Pawpaws do not have a long shelf life, though, so if you want to keep them for any length of time, scraping the pulp out of the skins and freezing is the best option. They can then be substituted in any recipe that you would normally use bananas in a similar ratio. It will be a fun fall twist on tired old banana breads and puddings.
Persimmons are my favorite fall forage on this list. I have a few trees around town that I frequent every year. Persimmons are a lot like apples in that they were probably planted by someone back in the day. So once again, make sure you have “persimmon permission” if your quarry is on someone’s private property.
As for identification, this time of the year, the persimmons will be orange and falling on the ground when ripe so look for the orange fruits with more strewn about the ground. I tend to pick up the ones I find on the ground as biting into an unripe persimmon is not an experience one tends to try repeating (although it is fun to watch it happen to other people).
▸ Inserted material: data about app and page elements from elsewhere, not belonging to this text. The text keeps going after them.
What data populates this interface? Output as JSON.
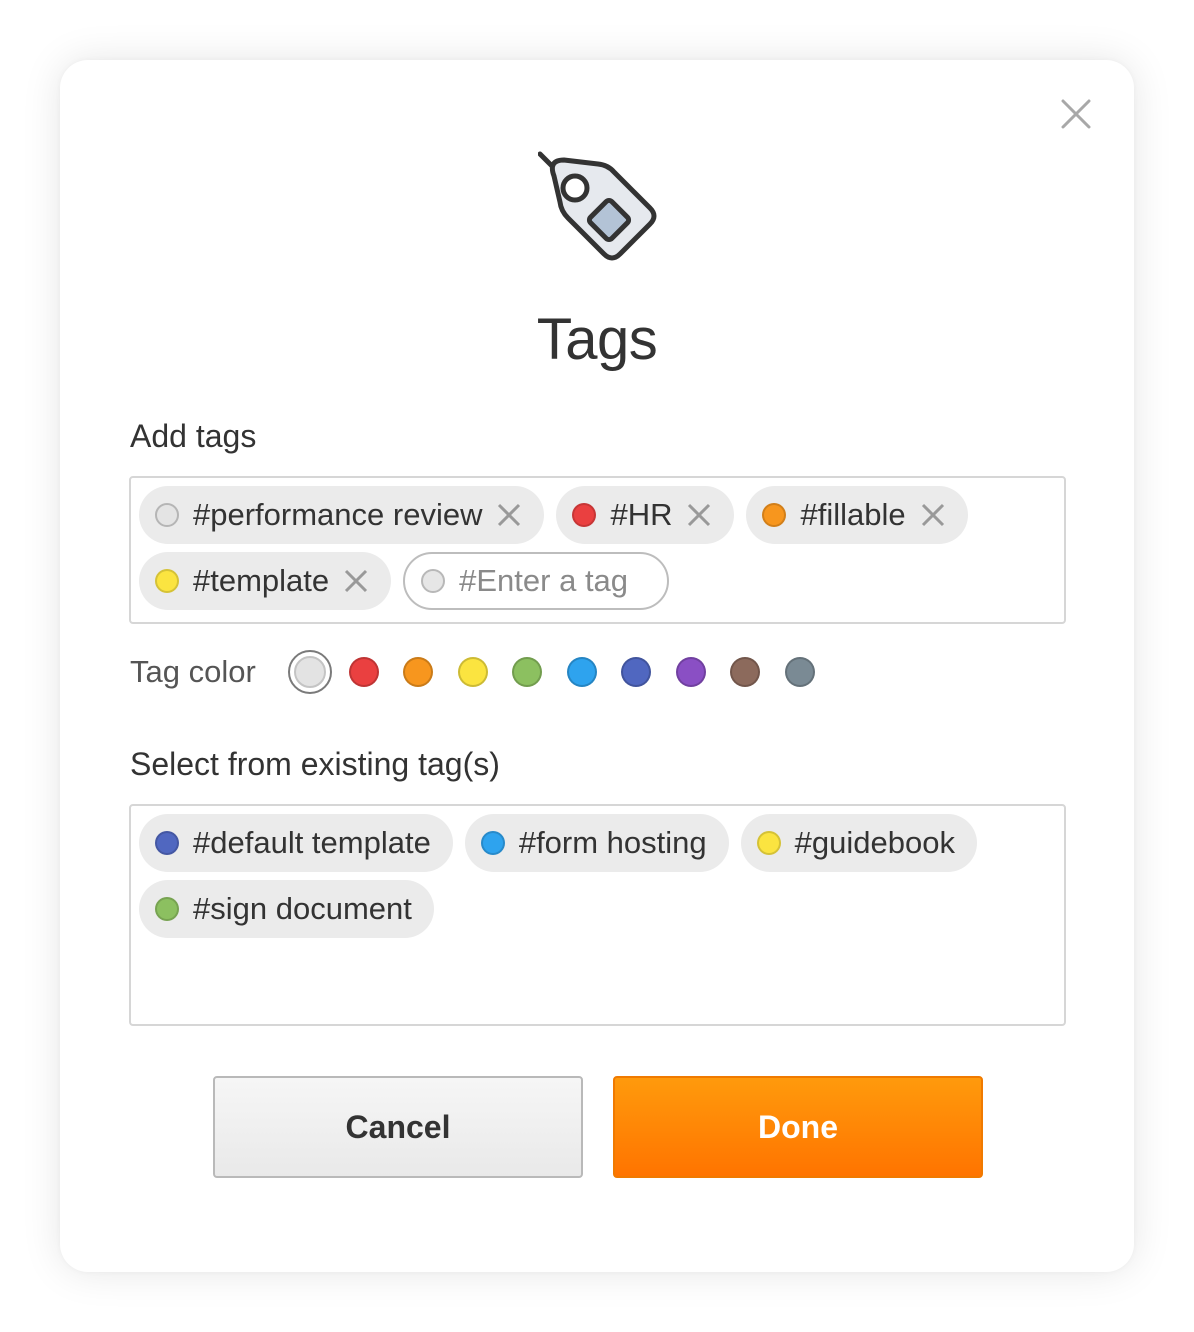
{
  "dialog": {
    "title": "Tags",
    "close_icon": "close-icon",
    "hero_icon": "tag-icon"
  },
  "add_tags": {
    "label": "Add tags",
    "tags": [
      {
        "text": "#performance review",
        "color": "#e4e4e4"
      },
      {
        "text": "#HR",
        "color": "#ea4040"
      },
      {
        "text": "#fillable",
        "color": "#f7961e"
      },
      {
        "text": "#template",
        "color": "#fbe440"
      }
    ],
    "input_placeholder": "#Enter a tag",
    "input_value": ""
  },
  "tag_color": {
    "label": "Tag color",
    "selected": "#e3e3e3",
    "swatches": [
      "#e3e3e3",
      "#ea4040",
      "#f7961e",
      "#fbe440",
      "#8cc060",
      "#2ea3ee",
      "#5067c0",
      "#8a4fc4",
      "#8c6a5c",
      "#7a8a94"
    ]
  },
  "existing_tags": {
    "label": "Select from existing tag(s)",
    "tags": [
      {
        "text": "#default template",
        "color": "#5067c0"
      },
      {
        "text": "#form hosting",
        "color": "#2ea3ee"
      },
      {
        "text": "#guidebook",
        "color": "#fbe440"
      },
      {
        "text": "#sign document",
        "color": "#8cc060"
      }
    ]
  },
  "actions": {
    "cancel_label": "Cancel",
    "done_label": "Done"
  }
}
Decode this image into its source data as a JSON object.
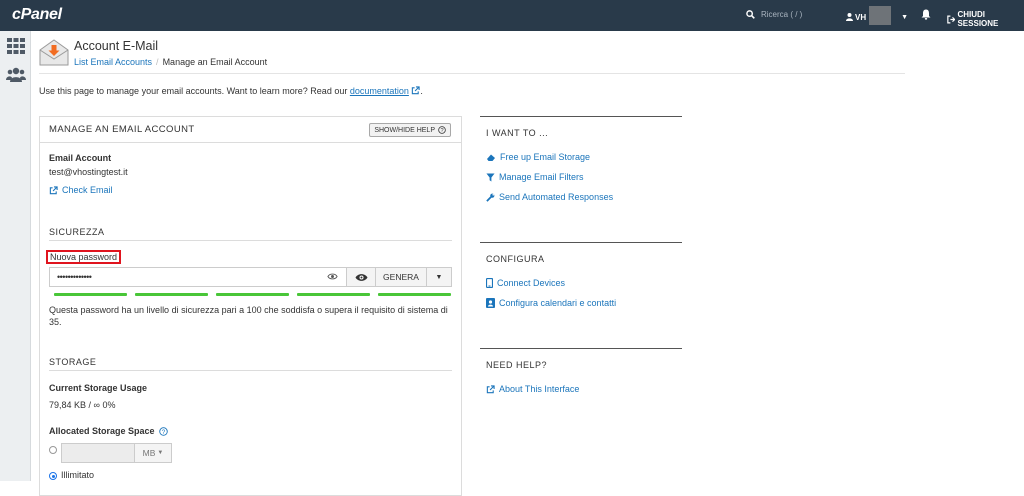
{
  "topbar": {
    "logo": "cPanel",
    "search_placeholder": "Ricerca ( / )",
    "user": "VH",
    "logout": "CHIUDI SESSIONE"
  },
  "sidebar": {
    "items": [
      {
        "icon": "grid-icon"
      },
      {
        "icon": "users-icon"
      }
    ]
  },
  "header": {
    "title": "Account E-Mail",
    "breadcrumb": [
      "List Email Accounts",
      "Manage an Email Account"
    ],
    "intro_text": "Use this page to manage your email accounts. Want to learn more? Read our ",
    "intro_link": "documentation",
    "intro_end": "."
  },
  "panel": {
    "title": "MANAGE AN EMAIL ACCOUNT",
    "help_button": "SHOW/HIDE HELP",
    "email_label": "Email Account",
    "email_value": "test@vhostingtest.it",
    "check_email": "Check Email",
    "security_title": "SICUREZZA",
    "password_label": "Nuova password",
    "password_value": "•••••••••••••",
    "generate_button": "GENERA",
    "strength_segments": 5,
    "strength_text": "Questa password ha un livello di sicurezza pari a 100 che soddisfa o supera il requisito di sistema di 35.",
    "storage_title": "STORAGE",
    "usage_label": "Current Storage Usage",
    "usage_value": "79,84 KB / ∞ 0%",
    "allocated_label": "Allocated Storage Space",
    "unit": "MB",
    "unlimited": "Illimitato"
  },
  "right": {
    "i_want_to": {
      "title": "I WANT TO ...",
      "links": [
        "Free up Email Storage",
        "Manage Email Filters",
        "Send Automated Responses"
      ]
    },
    "configure": {
      "title": "CONFIGURA",
      "links": [
        "Connect Devices",
        "Configura calendari e contatti"
      ]
    },
    "help": {
      "title": "NEED HELP?",
      "links": [
        "About This Interface"
      ]
    }
  },
  "colors": {
    "topbar": "#293a4a",
    "link": "#1b75bb",
    "strength": "#49c638",
    "highlight": "#e0141e"
  }
}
Like pawpaws, your persimmons won’t last very long without preparation, so I recommend that you turn your harvest into preserves, jams, or jellies. You can enjoy it spread over warm toast as you sit by the fire this winter. You can even save the seeds to grow your own persimmons.
Now I had to throw in an oddball here. But let me first clarify that this is in no way related to poison sumac which, as the name implies, you shouldn’t be eating. Staghorn Sumac is a small understory tree with unique fuzzy branches, similar to the velvet of a deer, hence its name. The parts I harvest are the red berry “spikes” that grow from the end of the branches which make them so easy to spot from the road.
These berries are often a “last resort” food for birds and other wildlife, as there are other things they would much rather be eating. You can often find the berry spikes long into winter because wildlife just won’t eat them if there are other options around. Which begs the question, why put it on the list?
The berries, when eaten by themselves, have a “salt and vinegar” taste to them making for an excellent trail nibble, but the magic happens when you bring the spikes home. That is because you can turn it into a pseudo “pink lemonade” that will leave your friends scratching their heads when you tell them that there isn’t a single lemon in it. All you need is a couple of large spikes cut from the tree. Here is the recipe:
- 1 cup (about one large spike or several small ones) of sumac berries
- 4 cups of water
- Sweetener to taste
Clean and remove the berries from the branch and remove any leaves, bugs or debris. Put the berries in a large pitcher or bowl and add the water. Crush the berries with wooden spoon or mash in your hands if they are clean. Let the crushed berries steep in the water overnight. Strain, sweeten to taste, and serve.
The beverage tastes very similar to lemonade and the red berries give it a pink color that could fool your dinner guests into really thinking they are drinking homemade pink lemonade.
Heading for Home
The kids still need to be picked up, grocery shopping still needs to be done, and that fall foliage isn’t going to “peep” itself, so why not do some easy foraging from the road? From fresh apples to pink “lemonade”, fall is the ideal time to start storing up for winter. So the next time you are out and about, take along a roadside foraging basket and see if you can fill it up on the way!